- **Task goal**:
The exercise asks you to copy every line below in which "this" appears.

- **Extracted material**:
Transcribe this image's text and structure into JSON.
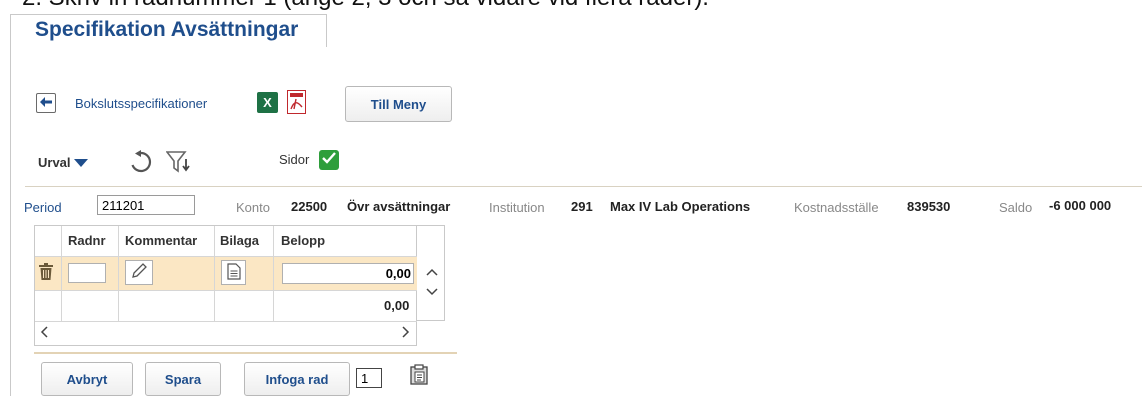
{
  "instruction": {
    "text": "2. Skriv in radnummer 1 (ange 2, 3 och så vidare vid flera rader)."
  },
  "page": {
    "title": "Specifikation Avsättningar"
  },
  "nav": {
    "back_link": "Bokslutsspecifikationer",
    "menu_button": "Till Meny",
    "excel_icon": "excel-icon",
    "pdf_icon": "pdf-icon"
  },
  "toolbar": {
    "urval_label": "Urval",
    "sidor_label": "Sidor",
    "sidor_checked": true
  },
  "info": {
    "period_label": "Period",
    "period_value": "211201",
    "konto_label": "Konto",
    "konto_number": "22500",
    "konto_name": "Övr avsättningar",
    "institution_label": "Institution",
    "institution_number": "291",
    "institution_name": "Max IV Lab Operations",
    "kostnadsstalle_label": "Kostnadsställe",
    "kostnadsstalle_value": "839530",
    "saldo_label": "Saldo",
    "saldo_value": "-6 000 000"
  },
  "grid": {
    "columns": [
      "Radnr",
      "Kommentar",
      "Bilaga",
      "Belopp"
    ],
    "rows": [
      {
        "radnr": "",
        "belopp": "0,00"
      }
    ],
    "total": "0,00"
  },
  "actions": {
    "cancel": "Avbryt",
    "save": "Spara",
    "insert_row": "Infoga rad",
    "insert_count": "1"
  },
  "colors": {
    "title": "#1f4e8c",
    "selected_row": "#fbe7c4",
    "check": "#2e9e3b"
  }
}
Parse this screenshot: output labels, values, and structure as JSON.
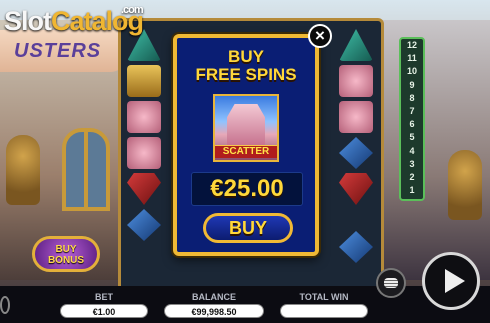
{
  "logo": {
    "part1": "Slot",
    "part2": "Catalog",
    "suffix": ".com"
  },
  "game_title": "USTERS",
  "buy_bonus": {
    "line1": "BUY",
    "line2": "BONUS"
  },
  "ladder": [
    "12",
    "11",
    "10",
    "9",
    "8",
    "7",
    "6",
    "5",
    "4",
    "3",
    "2",
    "1"
  ],
  "modal": {
    "title_line1": "BUY",
    "title_line2": "FREE SPINS",
    "symbol_label": "SCATTER",
    "price": "€25.00",
    "buy_label": "BUY",
    "close_label": "×"
  },
  "footer": {
    "bet_label": "BET",
    "bet_value": "€1.00",
    "balance_label": "BALANCE",
    "balance_value": "€99,998.50",
    "total_win_label": "TOTAL WIN",
    "total_win_value": ""
  },
  "icons": {
    "close": "close-icon",
    "spin": "play-icon",
    "coins": "coin-stack-icon",
    "info": "info-icon"
  }
}
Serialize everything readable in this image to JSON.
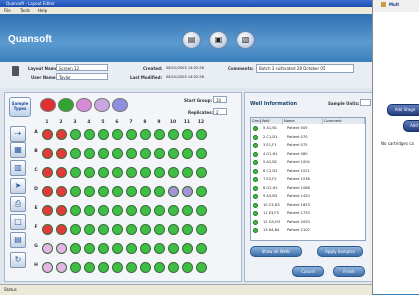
{
  "window": {
    "title": "Quansoft - Layout Editor"
  },
  "menu": [
    "File",
    "Tools",
    "Help"
  ],
  "logo": "Quansoft",
  "header_buttons": [
    {
      "icon": "book-icon",
      "glyph": "▤"
    },
    {
      "icon": "save-icon",
      "glyph": "▣"
    },
    {
      "icon": "folder-icon",
      "glyph": "▧"
    }
  ],
  "info": {
    "layout_name_label": "Layout Name:",
    "layout_name_value": "Screen 12",
    "user_name_label": "User Name:",
    "user_name_value": "Taylor",
    "created_label": "Created:",
    "created_value": "06/10/2003 14:02:56",
    "modified_label": "Last Modified:",
    "modified_value": "06/10/2003 14:02:56",
    "comments_label": "Comments:",
    "comments_value": "Batch 3 cultivated 28 October 05"
  },
  "left": {
    "sample_types_label": "Sample Types",
    "chips": [
      {
        "color": "#e23030"
      },
      {
        "color": "#2fa52f"
      },
      {
        "color": "#d88ad6"
      },
      {
        "color": "#c9a6e0"
      },
      {
        "color": "#8e8ee0"
      }
    ],
    "start_group_label": "Start Group:",
    "start_group_value": "10",
    "replicates_label": "Replicates:",
    "replicates_value": "2",
    "columns": [
      "1",
      "2",
      "3",
      "4",
      "5",
      "6",
      "7",
      "8",
      "9",
      "10",
      "11",
      "12"
    ],
    "rows": [
      "A",
      "B",
      "C",
      "D",
      "E",
      "F",
      "G",
      "H"
    ],
    "well_colors": {
      "red": "#e23a3a",
      "green": "#3fbe45",
      "purple": "#a693d6",
      "pink": "#e7b4e6",
      "white": "#f4f4f4"
    },
    "tools": [
      "pointer-icon",
      "grid-icon",
      "layout-icon",
      "arrow-icon",
      "printer-icon",
      "page-icon",
      "document-icon",
      "cycle-icon"
    ]
  },
  "right": {
    "title": "Well Information",
    "sample_units_label": "Sample Units:",
    "sample_units_value": "",
    "table_headers": [
      "Group",
      "Well",
      "Name",
      "Comment"
    ],
    "rows": [
      {
        "pos": "5 A1,B1",
        "name": "Patient 005"
      },
      {
        "pos": "2 C1,D1",
        "name": "Patient 070"
      },
      {
        "pos": "3 E1,F1",
        "name": "Patient 075"
      },
      {
        "pos": "4 G1,H1",
        "name": "Patient 080"
      },
      {
        "pos": "5 A2,B2",
        "name": "Patient 1004"
      },
      {
        "pos": "6 C2,D2",
        "name": "Patient 1021"
      },
      {
        "pos": "7 E2,F2",
        "name": "Patient 1036"
      },
      {
        "pos": "8 G2,H2",
        "name": "Patient 1086"
      },
      {
        "pos": "9 A3,B3",
        "name": "Patient 1420"
      },
      {
        "pos": "10 C3,D3",
        "name": "Patient 1653"
      },
      {
        "pos": "11 E3,F3",
        "name": "Patient 1753"
      },
      {
        "pos": "12 G3,H3",
        "name": "Patient 2053"
      },
      {
        "pos": "13 A4,B4",
        "name": "Patient 2102"
      }
    ],
    "buttons": [
      "Show all Wells",
      "Apply Samples",
      "Cancel",
      "Finish"
    ]
  },
  "status": "Status",
  "side_window": {
    "tree_label": "Mult",
    "add_stage_label": "Add Stage",
    "second_button": "Add",
    "empty_text": "No cartridges ca"
  }
}
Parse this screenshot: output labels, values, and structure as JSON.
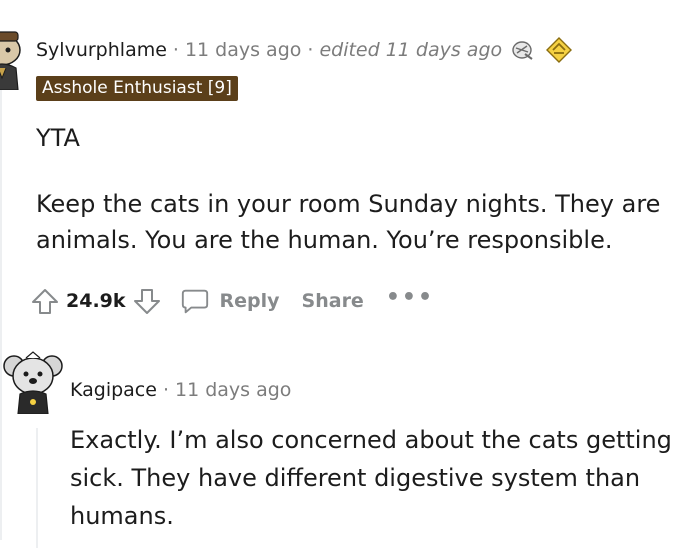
{
  "comment1": {
    "username": "Sylvurphlame",
    "time": "11 days ago",
    "edited": "edited 11 days ago",
    "flair": "Asshole Enthusiast [9]",
    "paragraphs": [
      "YTA",
      "Keep the cats in your room Sunday nights. They are",
      "animals. You are the human. You’re responsible."
    ],
    "score": "24.9k",
    "actions": {
      "reply": "Reply",
      "share": "Share",
      "more": "•••"
    },
    "icons": [
      "avatar",
      "upvote-icon",
      "downvote-icon",
      "comment-icon",
      "award-icon",
      "gold-award-icon"
    ]
  },
  "comment2": {
    "username": "Kagipace",
    "time": "11 days ago",
    "lines": [
      "Exactly. I’m also concerned about the cats getting",
      "sick. They have different digestive system than",
      "humans."
    ]
  },
  "colors": {
    "flair_bg": "#5b3f1a",
    "meta_grey": "#7c7c7c",
    "action_grey": "#878a8c",
    "text": "#1c1c1c"
  }
}
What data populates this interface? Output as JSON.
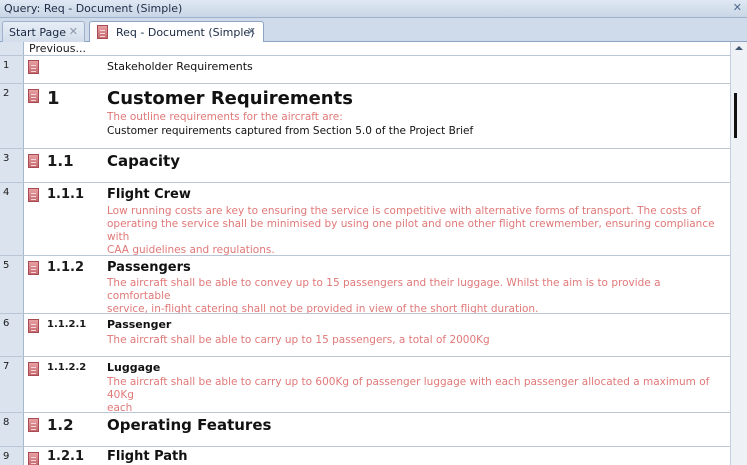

- **Task response**:
Transcribe this image's text and structure into JSON.
Parse this screenshot: output labels, values, and structure as JSON.
Serialize everything readable in this image to JSON.
Parse this screenshot: output labels, values, and structure as JSON.
What data populates this interface? Output as JSON.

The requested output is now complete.